— While the battery packs did catch fire and explode, remember the car hit a lightpost at 100 mph and split in half. Under similar circumstances, it’s a safe bet that most cars — gas or electric — would end up ablaze too.
Last year, the Model S received a 5-star safety rating by the NHTSA, the highest marks ever given to a car.
In November, Musk railed against “false perception(s) about the safety of electric cars” in a blog post, noting that “the Model S is safer in an accident than any other vehicle without exception,” and that drivers “are more than four and a half times more likely to experience a fire in a gasoline car than a Model S.”
Neither Musk nor Tesla has officially commented on the latest crash yet, but spokesman Simon Sproule told Bloomberg News: “We’ve asked to take a look at the vehicle as soon as that’s possible. . . . There aren’t so many S’s involved in major crashes, and certainly not quite like this one, so we absolutely want to have a look to understand what happened.”
Of about 30,000 Model S’s that have been sold, six have caught fire in collisions. No Model S driver has been killed in a crash. In roughly 250 million gas-powered cars in the U.S., there were an average of 65,000 fires a year between 2008 and 2010, according to a federal report, with 300 killed.
Perhaps it’s time for us think about this rationally. GM stock doesn’t fall every time one of its cars crashes (though its stock is down more than 8 percent this year after revelations of a recall scandal that contributed to at least 13 deaths, which seems slightly worse than battery packs catching fire after a 100-mph impact).
Look, cars can be dangerous. But the Model S has proven that even if you drive it like a maniac straight out of “Grand Theft Auto 5,” you can walk away from a crash. There’s tangible evidence that it’s incredibly safe and sturdy. Personally, I tend to be dubious whenever billionaires talk about how great their product is. But in this case, I’m listening to Elon.
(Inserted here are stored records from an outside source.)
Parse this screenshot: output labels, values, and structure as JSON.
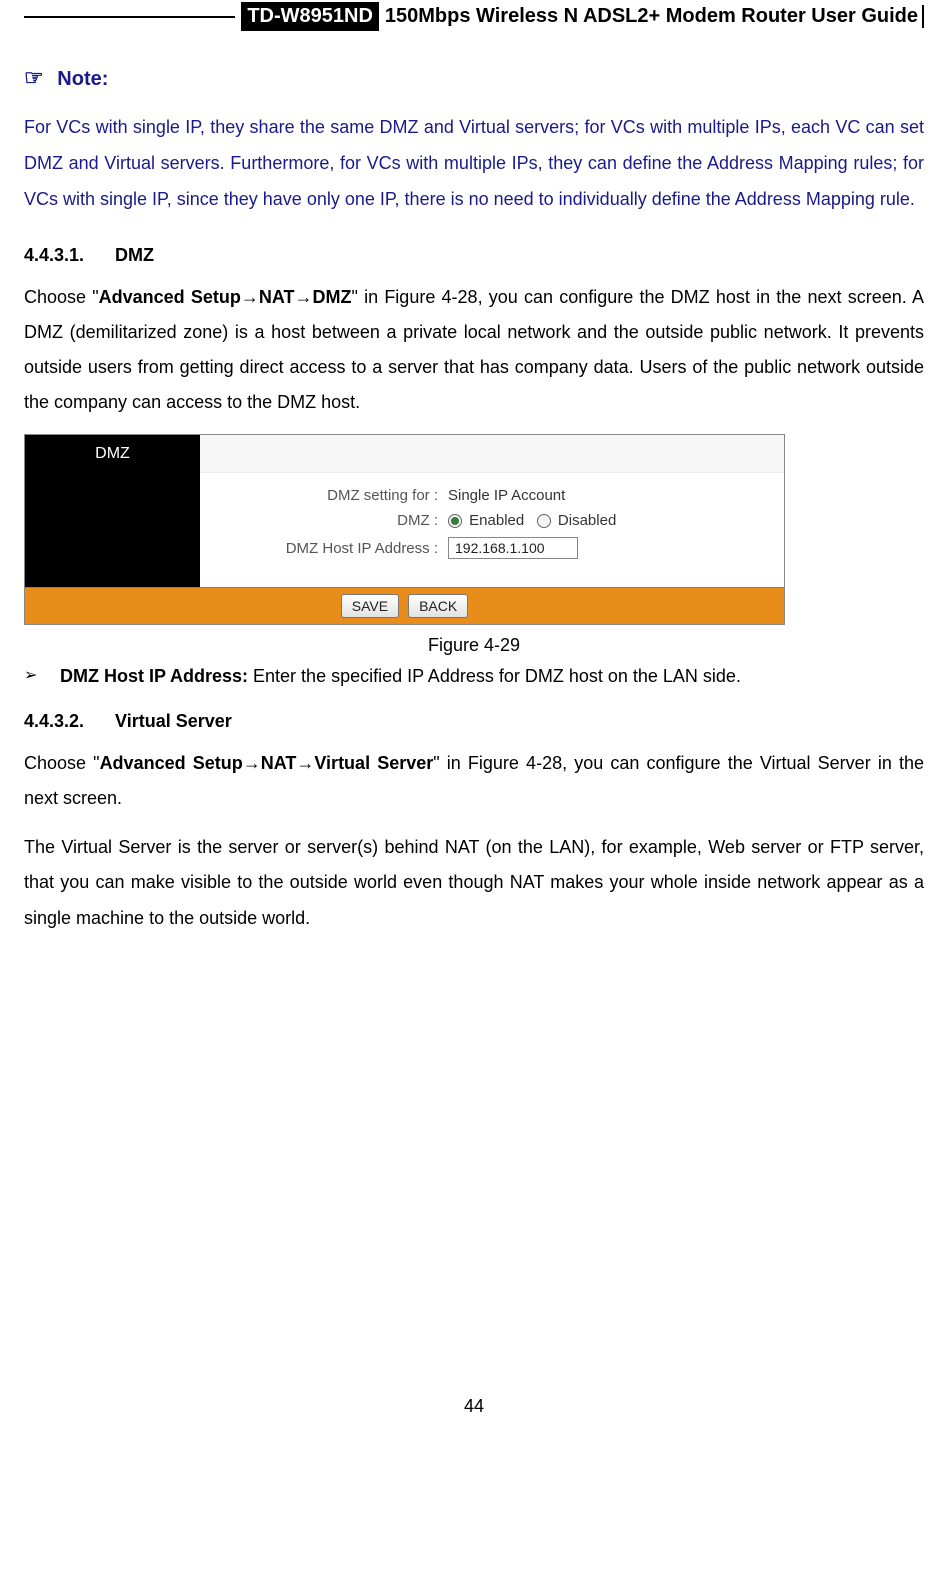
{
  "header": {
    "model": "TD-W8951ND",
    "title": "150Mbps Wireless N ADSL2+ Modem Router User Guide"
  },
  "note": {
    "icon": "☞",
    "label": "Note:",
    "body": "For VCs with single IP, they share the same DMZ and Virtual servers; for VCs with multiple IPs, each VC can set DMZ and Virtual servers. Furthermore, for VCs with multiple IPs, they can define the Address Mapping rules; for VCs with single IP, since they have only one IP, there is no need to individually define the Address Mapping rule."
  },
  "section1": {
    "num": "4.4.3.1.",
    "title": "DMZ",
    "para_pre": "Choose \"",
    "para_bold": "Advanced Setup→NAT→DMZ",
    "para_post": "\" in Figure 4-28, you can configure the DMZ host in the next screen. A DMZ (demilitarized zone) is a host between a private local network and the outside public network. It prevents outside users from getting direct access to a server that has company data. Users of the public network outside the company can access to the DMZ host."
  },
  "figure": {
    "tab": "DMZ",
    "row1_label": "DMZ setting for :",
    "row1_value": "Single IP Account",
    "row2_label": "DMZ :",
    "row2_opt1": "Enabled",
    "row2_opt2": "Disabled",
    "row3_label": "DMZ Host IP Address :",
    "row3_value": "192.168.1.100",
    "btn_save": "SAVE",
    "btn_back": "BACK",
    "caption": "Figure 4-29"
  },
  "bullet": {
    "arrow": "➢",
    "bold": "DMZ Host IP Address:",
    "rest": " Enter the specified IP Address for DMZ host on the LAN side."
  },
  "section2": {
    "num": "4.4.3.2.",
    "title": "Virtual Server",
    "para1_pre": "Choose \"",
    "para1_bold": "Advanced Setup→NAT→Virtual Server",
    "para1_post": "\" in Figure 4-28, you can configure the Virtual Server in the next screen.",
    "para2": "The Virtual Server is the server or server(s) behind NAT (on the LAN), for example, Web server or FTP server, that you can make visible to the outside world even though NAT makes your whole inside network appear as a single machine to the outside world."
  },
  "page_number": "44"
}
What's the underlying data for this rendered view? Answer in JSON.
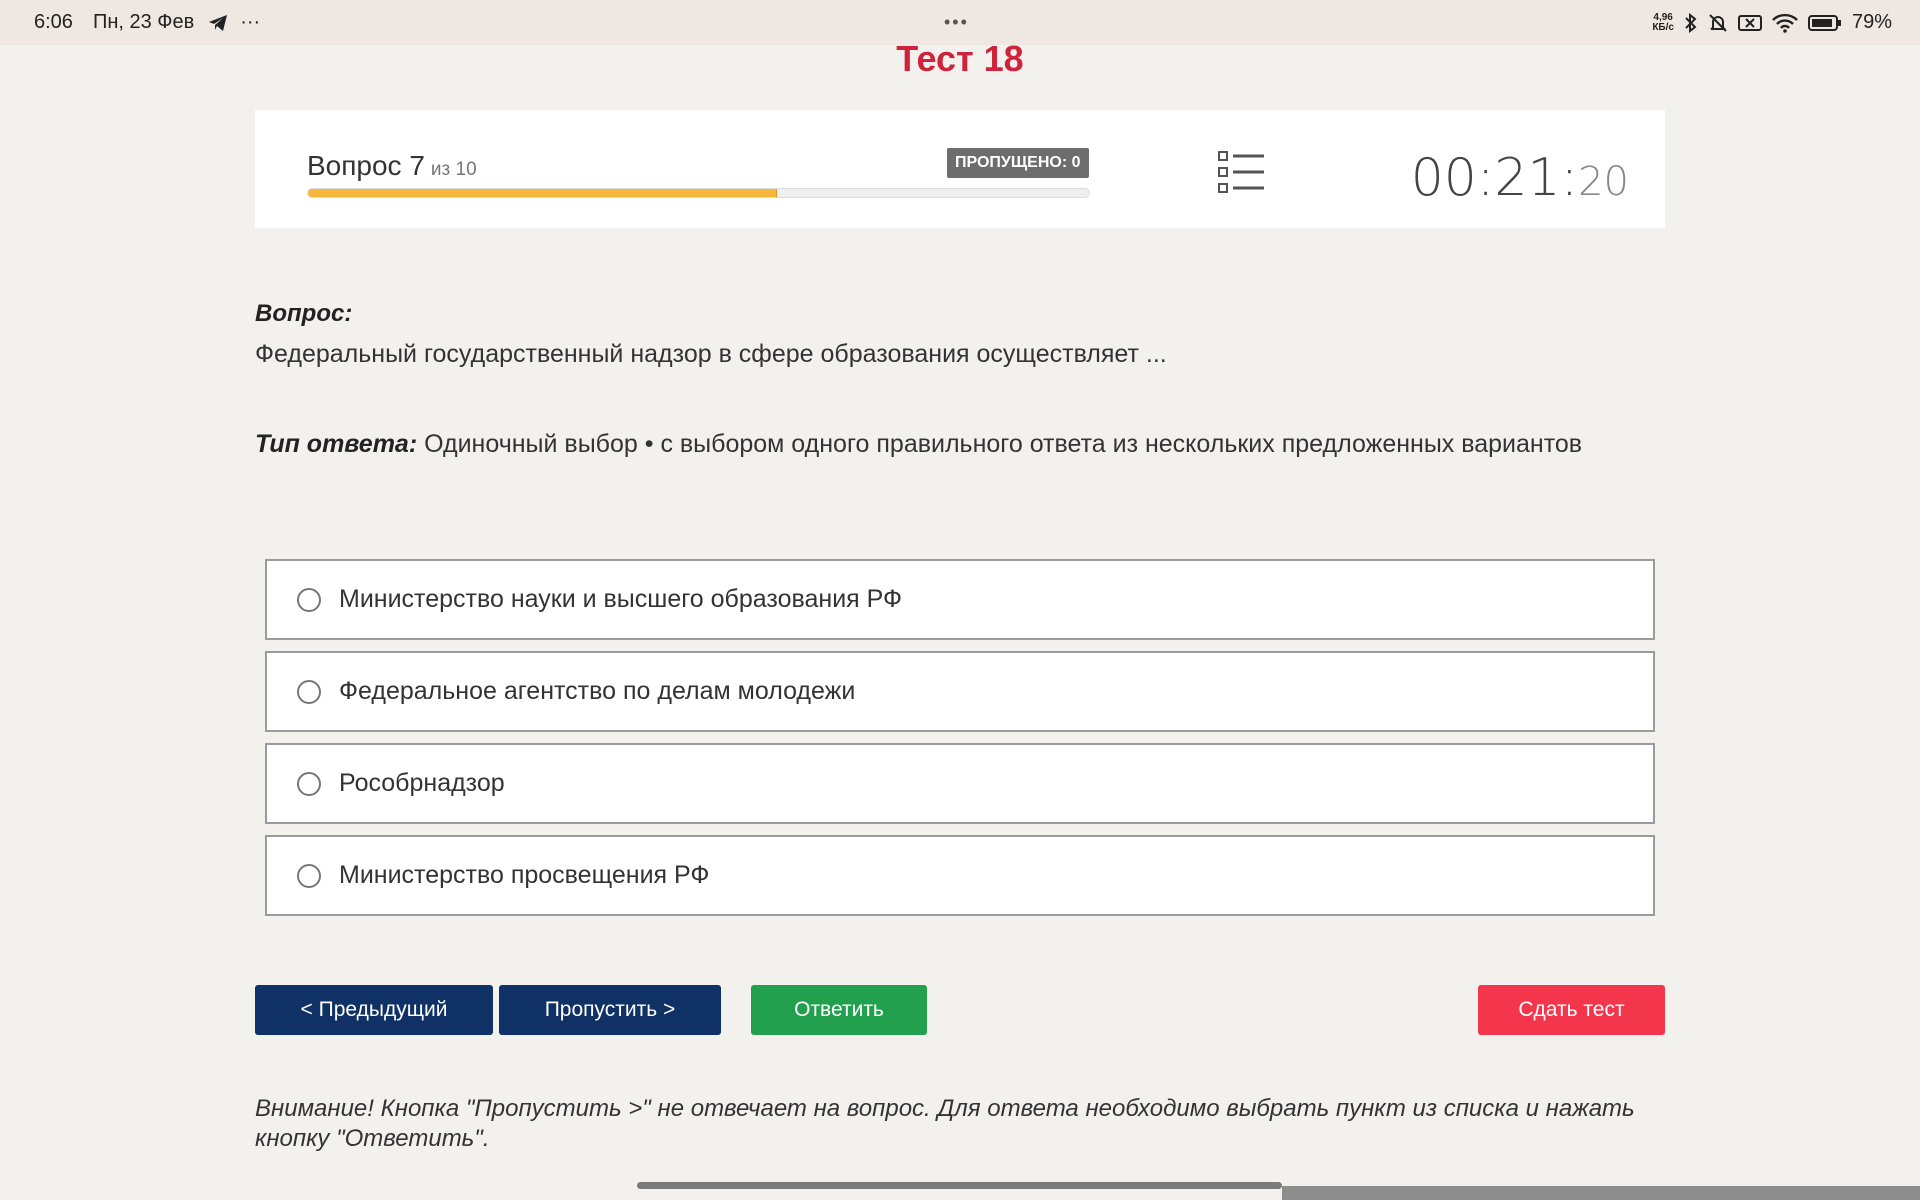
{
  "statusbar": {
    "time": "6:06",
    "date": "Пн, 23 Фев",
    "more": "···",
    "center_dots": "•••",
    "speed_value": "4,96",
    "speed_unit": "КБ/с",
    "battery": "79%"
  },
  "test": {
    "title": "Тест 18"
  },
  "header": {
    "question_prefix": "Вопрос 7",
    "question_of": "из 10",
    "skipped": "ПРОПУЩЕНО: 0",
    "progress": 0.6,
    "timer_main": "00:21:",
    "timer_sec": "20"
  },
  "question": {
    "label": "Вопрос:",
    "text": "Федеральный государственный надзор в сфере образования осуществляет ...",
    "type_label": "Тип ответа:",
    "type_value": " Одиночный выбор • с выбором одного правильного ответа из нескольких предложенных вариантов"
  },
  "options": [
    {
      "label": "Министерство науки и высшего образования РФ"
    },
    {
      "label": "Федеральное агентство по делам молодежи"
    },
    {
      "label": "Рособрнадзор"
    },
    {
      "label": "Министерство просвещения РФ"
    }
  ],
  "buttons": {
    "prev": "< Предыдущий",
    "skip": "Пропустить >",
    "answer": "Ответить",
    "finish": "Сдать тест"
  },
  "notice": "Внимание! Кнопка \"Пропустить >\" не отвечает на вопрос. Для ответа необходимо выбрать пункт из списка и нажать кнопку \"Ответить\".",
  "colors": {
    "title": "#d0223b",
    "progress": "#f6b73c",
    "nav_button": "#0f3166",
    "answer_button": "#23a04e",
    "finish_button": "#f4364c"
  }
}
At top: The aftermath of the July 4 crash involving a Tesla Model S (black, in center) in Los Angeles. (AP Photo/Richard Vogel)